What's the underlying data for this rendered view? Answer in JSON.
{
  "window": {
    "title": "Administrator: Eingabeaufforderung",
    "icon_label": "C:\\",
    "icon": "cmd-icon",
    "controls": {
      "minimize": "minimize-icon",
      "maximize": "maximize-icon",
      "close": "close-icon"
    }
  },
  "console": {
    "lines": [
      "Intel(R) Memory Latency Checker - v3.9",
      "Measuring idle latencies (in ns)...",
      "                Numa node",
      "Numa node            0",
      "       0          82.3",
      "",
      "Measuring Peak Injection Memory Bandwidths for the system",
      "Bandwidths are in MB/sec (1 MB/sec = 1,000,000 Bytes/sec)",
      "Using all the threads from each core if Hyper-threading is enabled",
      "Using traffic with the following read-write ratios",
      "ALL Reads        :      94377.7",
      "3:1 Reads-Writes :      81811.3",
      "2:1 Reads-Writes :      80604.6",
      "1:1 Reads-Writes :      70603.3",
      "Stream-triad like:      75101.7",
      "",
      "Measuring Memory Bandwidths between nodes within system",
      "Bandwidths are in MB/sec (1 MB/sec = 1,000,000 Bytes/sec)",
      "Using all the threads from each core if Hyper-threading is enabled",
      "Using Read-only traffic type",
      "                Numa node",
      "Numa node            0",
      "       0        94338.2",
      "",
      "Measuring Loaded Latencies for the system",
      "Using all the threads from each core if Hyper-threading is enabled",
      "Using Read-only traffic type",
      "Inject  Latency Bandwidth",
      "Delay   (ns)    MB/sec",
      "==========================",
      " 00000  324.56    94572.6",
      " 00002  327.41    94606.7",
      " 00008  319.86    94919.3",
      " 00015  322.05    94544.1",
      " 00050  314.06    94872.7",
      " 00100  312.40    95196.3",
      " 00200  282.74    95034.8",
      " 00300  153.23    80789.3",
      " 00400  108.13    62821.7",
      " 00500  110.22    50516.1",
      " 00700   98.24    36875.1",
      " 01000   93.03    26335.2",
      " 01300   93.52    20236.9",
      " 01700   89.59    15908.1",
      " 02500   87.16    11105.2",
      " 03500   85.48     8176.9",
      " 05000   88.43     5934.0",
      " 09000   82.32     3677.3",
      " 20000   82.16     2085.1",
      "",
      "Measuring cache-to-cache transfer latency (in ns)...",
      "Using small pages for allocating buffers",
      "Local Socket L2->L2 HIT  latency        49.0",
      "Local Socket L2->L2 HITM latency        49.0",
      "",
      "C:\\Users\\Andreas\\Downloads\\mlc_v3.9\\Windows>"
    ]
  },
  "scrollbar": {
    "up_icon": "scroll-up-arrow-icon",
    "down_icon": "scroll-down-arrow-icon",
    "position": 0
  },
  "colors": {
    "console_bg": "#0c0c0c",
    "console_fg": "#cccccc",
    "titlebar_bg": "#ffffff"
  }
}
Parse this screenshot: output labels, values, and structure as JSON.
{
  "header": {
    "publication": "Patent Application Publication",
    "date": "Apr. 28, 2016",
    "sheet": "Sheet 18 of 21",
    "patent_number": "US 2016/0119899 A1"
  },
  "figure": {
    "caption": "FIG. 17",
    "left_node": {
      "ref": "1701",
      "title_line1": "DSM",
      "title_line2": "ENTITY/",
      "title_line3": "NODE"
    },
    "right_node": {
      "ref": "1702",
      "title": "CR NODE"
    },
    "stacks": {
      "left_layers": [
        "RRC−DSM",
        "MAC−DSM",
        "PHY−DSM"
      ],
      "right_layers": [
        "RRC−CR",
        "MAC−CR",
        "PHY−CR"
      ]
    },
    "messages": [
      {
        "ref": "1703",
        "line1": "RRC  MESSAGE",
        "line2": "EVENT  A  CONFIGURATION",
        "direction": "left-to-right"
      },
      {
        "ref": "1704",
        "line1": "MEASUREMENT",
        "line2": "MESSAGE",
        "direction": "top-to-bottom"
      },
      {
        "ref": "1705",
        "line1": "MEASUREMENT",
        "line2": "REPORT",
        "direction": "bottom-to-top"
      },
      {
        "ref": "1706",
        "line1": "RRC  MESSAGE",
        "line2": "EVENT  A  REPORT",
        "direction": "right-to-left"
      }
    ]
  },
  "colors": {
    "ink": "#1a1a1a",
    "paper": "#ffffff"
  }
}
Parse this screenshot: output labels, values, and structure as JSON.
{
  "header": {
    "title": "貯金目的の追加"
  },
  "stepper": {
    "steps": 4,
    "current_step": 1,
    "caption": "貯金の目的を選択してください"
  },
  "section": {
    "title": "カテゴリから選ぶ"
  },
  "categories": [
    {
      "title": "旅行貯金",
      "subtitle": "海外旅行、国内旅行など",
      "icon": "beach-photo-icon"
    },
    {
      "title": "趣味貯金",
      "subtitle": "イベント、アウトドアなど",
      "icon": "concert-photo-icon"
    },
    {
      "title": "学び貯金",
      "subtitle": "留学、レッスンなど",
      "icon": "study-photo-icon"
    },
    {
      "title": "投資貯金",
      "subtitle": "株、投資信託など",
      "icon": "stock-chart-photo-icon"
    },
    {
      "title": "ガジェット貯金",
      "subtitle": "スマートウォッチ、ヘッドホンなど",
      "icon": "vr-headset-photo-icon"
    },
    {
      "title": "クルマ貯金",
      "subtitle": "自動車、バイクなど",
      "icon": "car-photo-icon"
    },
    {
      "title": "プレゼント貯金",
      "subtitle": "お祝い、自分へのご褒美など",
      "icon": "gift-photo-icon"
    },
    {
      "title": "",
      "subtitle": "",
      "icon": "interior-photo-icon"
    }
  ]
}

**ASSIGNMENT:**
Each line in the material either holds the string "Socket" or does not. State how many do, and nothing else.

**WRITTEN ANSWER:**
2